In Jeff Brownscheidle’s life as a thru-hiker and writer, automation plays an unexpected role. With Ulysses and the Shortcuts app, he’s tightened his technical routine on the trail to save time for the actual writing as well as battery life. You can exclusively download Jeff’s shortcut here, too.
Automation is having, shall we say, a moment. Spreading its tendrils through our lives everywhere from our homes to our cars and to the supercomputers disguised as smartphones stashed in our pockets, its promises are many. More efficiency, less time wasted on the perfunctory tasks of daily routines, and more focus on the things that really matter.
Perhaps chief among the places you might expect to remain outside the reach of automation is the one I now call home for half the year: wilderness. Six months ago, I left behind the career I’d always known to turn the page on a new chapter of adventure, converting pastimes of long-distance hiking and writing into a full-time endeavor. In those first months—measured equally by nervousness and excitement—my wife and I finished the unfinished, plumbed the depths of what makes a trail, walked through a living history book, and revisited the scene where my long simmering love affair for trails began.
As an engineer, automation was a way of life, a tool to accelerate progress toward technological advancement. As a hiker, defending a detachment from technology that was synonymous with wilderness had always been central to the experience, a line drawn between two sides of my persona. But as a desire to connect my experiences on trail to an audience around the world grew, I found myself brokering a tenuous accord between these strangest of bedfellows.

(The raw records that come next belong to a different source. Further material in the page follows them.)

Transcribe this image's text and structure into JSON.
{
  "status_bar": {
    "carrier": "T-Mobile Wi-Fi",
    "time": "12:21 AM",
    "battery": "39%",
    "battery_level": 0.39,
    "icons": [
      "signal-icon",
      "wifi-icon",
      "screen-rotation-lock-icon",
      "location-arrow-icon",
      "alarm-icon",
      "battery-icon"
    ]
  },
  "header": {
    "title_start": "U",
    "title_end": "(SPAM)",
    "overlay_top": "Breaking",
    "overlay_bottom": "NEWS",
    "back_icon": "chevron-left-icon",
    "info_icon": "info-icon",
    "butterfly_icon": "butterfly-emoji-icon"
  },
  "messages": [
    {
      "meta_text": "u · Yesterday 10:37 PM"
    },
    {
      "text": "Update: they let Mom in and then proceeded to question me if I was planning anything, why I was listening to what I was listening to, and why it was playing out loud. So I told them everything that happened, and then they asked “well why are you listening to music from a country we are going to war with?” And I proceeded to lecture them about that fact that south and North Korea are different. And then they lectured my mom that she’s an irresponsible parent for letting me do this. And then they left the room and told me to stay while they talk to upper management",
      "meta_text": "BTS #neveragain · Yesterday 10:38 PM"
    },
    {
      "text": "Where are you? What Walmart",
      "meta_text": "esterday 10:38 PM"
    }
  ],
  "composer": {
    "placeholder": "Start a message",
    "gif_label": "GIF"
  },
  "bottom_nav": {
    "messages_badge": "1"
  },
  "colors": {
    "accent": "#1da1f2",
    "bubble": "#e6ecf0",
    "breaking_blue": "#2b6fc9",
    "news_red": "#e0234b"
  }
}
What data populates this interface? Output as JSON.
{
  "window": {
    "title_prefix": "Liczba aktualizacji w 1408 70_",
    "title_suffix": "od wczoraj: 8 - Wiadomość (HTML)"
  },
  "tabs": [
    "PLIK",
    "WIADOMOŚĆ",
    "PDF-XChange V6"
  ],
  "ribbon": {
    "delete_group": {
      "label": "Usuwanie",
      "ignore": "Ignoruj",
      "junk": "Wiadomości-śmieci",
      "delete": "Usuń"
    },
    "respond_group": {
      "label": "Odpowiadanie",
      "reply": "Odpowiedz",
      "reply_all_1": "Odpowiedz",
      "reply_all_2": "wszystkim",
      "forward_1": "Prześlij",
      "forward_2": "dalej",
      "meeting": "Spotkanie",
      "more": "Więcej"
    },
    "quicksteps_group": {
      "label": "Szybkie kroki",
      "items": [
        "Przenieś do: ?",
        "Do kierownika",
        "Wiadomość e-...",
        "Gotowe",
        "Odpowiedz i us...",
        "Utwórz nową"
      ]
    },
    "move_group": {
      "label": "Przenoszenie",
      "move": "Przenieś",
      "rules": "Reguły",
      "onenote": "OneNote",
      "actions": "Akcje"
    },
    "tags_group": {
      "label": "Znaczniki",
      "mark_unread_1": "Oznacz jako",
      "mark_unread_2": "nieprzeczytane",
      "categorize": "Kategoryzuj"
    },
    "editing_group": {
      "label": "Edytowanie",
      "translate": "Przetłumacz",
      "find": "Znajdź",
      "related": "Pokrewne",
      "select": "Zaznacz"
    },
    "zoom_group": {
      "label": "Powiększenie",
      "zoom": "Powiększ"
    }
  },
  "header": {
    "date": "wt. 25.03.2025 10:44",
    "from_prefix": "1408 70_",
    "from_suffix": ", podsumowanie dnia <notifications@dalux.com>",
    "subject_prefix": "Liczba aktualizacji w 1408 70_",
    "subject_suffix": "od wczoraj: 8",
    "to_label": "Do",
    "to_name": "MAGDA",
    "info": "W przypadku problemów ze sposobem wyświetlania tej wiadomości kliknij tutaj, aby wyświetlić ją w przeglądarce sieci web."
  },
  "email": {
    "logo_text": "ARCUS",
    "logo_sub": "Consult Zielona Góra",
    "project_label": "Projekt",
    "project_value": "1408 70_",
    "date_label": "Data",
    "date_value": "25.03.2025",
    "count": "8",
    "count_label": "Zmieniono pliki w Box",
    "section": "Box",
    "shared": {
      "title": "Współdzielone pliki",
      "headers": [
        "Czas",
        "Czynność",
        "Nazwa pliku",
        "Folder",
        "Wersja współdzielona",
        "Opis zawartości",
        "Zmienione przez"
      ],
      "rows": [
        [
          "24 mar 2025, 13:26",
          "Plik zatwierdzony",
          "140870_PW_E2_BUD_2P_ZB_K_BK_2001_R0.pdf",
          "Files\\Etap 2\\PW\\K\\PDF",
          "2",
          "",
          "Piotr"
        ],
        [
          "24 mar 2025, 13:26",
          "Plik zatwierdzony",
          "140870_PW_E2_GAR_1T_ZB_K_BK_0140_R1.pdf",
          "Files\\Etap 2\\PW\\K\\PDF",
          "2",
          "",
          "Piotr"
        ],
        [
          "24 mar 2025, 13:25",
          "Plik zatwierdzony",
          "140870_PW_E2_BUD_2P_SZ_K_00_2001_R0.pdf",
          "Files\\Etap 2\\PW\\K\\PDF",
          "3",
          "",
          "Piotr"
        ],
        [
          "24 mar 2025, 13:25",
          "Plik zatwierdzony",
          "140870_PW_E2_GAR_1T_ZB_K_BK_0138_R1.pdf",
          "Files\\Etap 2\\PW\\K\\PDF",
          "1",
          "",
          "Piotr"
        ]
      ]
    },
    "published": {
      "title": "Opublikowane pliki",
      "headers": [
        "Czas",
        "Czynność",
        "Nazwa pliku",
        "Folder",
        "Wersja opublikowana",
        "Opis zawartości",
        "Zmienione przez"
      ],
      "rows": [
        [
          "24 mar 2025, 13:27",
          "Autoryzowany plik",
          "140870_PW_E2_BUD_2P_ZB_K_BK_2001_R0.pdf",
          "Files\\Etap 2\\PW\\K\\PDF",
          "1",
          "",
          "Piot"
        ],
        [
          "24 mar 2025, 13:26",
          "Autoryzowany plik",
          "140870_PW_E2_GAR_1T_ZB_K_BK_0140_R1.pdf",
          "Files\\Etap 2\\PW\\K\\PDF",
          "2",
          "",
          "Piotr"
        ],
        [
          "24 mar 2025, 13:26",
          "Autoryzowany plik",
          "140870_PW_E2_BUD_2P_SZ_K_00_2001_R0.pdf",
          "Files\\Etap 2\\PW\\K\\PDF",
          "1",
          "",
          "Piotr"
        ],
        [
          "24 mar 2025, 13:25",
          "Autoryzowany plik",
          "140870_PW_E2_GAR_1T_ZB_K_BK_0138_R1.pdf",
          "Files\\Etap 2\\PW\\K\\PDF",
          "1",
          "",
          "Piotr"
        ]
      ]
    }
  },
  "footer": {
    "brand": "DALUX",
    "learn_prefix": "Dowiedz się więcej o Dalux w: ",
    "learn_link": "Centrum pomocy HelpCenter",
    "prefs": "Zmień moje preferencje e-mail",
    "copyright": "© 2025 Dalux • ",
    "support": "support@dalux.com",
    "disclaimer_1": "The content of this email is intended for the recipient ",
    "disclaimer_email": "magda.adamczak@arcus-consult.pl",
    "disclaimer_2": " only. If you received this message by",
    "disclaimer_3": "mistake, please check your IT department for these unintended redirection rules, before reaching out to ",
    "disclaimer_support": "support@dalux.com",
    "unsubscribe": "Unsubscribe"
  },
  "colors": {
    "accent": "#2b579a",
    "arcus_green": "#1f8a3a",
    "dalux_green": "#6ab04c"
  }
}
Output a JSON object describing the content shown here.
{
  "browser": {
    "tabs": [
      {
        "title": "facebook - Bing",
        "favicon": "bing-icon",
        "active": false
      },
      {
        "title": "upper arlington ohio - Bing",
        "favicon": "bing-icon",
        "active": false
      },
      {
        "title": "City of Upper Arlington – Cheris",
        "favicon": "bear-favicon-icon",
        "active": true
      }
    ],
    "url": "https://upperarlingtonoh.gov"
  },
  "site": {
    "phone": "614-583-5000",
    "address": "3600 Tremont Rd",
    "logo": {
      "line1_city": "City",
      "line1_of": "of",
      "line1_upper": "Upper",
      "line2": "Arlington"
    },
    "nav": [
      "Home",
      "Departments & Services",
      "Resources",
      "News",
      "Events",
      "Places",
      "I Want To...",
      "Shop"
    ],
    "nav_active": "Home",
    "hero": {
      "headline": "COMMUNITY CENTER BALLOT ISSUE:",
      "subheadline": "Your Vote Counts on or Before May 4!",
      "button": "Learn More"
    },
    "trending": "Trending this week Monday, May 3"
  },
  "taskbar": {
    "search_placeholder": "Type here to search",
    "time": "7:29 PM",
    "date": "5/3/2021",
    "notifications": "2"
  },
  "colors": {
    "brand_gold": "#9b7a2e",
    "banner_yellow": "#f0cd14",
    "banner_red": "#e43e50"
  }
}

The paradox of long-distance hiking as a day “job” is the illusion of infinite time that accompanies it. Prying apart sunrise and sunset, alongside stunning scenery and sometimes brutal weather, tasks like water filtration, photography, and image post-processing compete for time with 10 to 12 hours of hiking. And at the end of it all is a bed beneath the stars where I pick up Ulysses to at last begin the ritual of writing.
Accomplishing all of that each day requires a little bit of help, especially when you’re writer, editor, publisher, and webmaster of your own website. Want another twist? Everything I do on trail needs to be both sensitive to battery life and capable of running without an internet connection. Enter: Ulysses and Shortcuts.
Despite the initial unease of bringing automation to the wilderness, it wasn’t long before I realized the potential that even basic shortcuts had to reduce the distance between thoughts in my mind and words on the page. Limited by time both on trail and in the periodic resupply stops along the way—not to mention the challenge of having only an iPhone at my disposal—much of the writing experience is turned upside down. Tasks like image and SEO optimization, normally deferred until publication time so that the focus can land solely on the writing now must be done up front.
Beginning with Ulysses version 24.2, those tasks became a whole lot easier to accomplish before the proverbial pen (read: thumbs) ever hits the proverbial page (read: screen). With the introduction of several new shortcut actions, Ulysses’ already excellent support for automation in the Shortcuts app has gone to a new level.
Detailed metadata about Ulysses sheets, previously available only via x-callback schemes, is now more readily accessible thanks to the Get Callback Identifier and Resolve Sheet Identifier actions, allowing users to bridge the gap between basic actions such as Get Sheet and more complex x-callback-URL actions. Always wished you could send images directly to a Ulysses sheet via Shortcuts? Now you can with the Add Image to Sheet action, complete with fields to specify the image caption, title, width, and export-as fields.
The result? Better backend organization and SEO for you and a better experience for your audience. With the introduction of the new shortcut actions powered by Ulysses, I took the opportunity not only to update my own pre-writing shortcut but also to rewrite it from scratch so that any user can take advantage of it, regardless of their specific workflow or level of comfort with Shortcuts. Simply download the shortcut, answer two import questions, and prompts will guide you the rest of the way. Already comfortable with Shortcuts? Roll up your sleeves and have some fun tailoring it to your own needs.
Not an iPhone or iPad user? With the arrival of MacOS Monterey—and despite a very bumpy start—the Shortcuts app has now officially come to the Mac. As Apple declares the Shortcuts app to be “the future of Mac automation,” Mac users can now not only develop their own shortcuts but run those—like the one above—originally written on iOS or iPadOS.
The engineer in me joins the writer on every adventure down each new trail, and it’s that side that can’t help but wonder at what lies in store for the future of Ulysses and Shortcuts. Perhaps the ability to sort sheets within a group; or to access all metadata in the Ulysses library via native shortcut actions without the need for x-callback-URLs at all; or to edit/delete sheets; or even to batch publish sheets in the background.
I’d welcome them all, because each new feature brings an opportunity that all writers can appreciate, one that Ulysses already excels at: the opportunity to clear the clutter that stands between thinking about writing and actually doing it.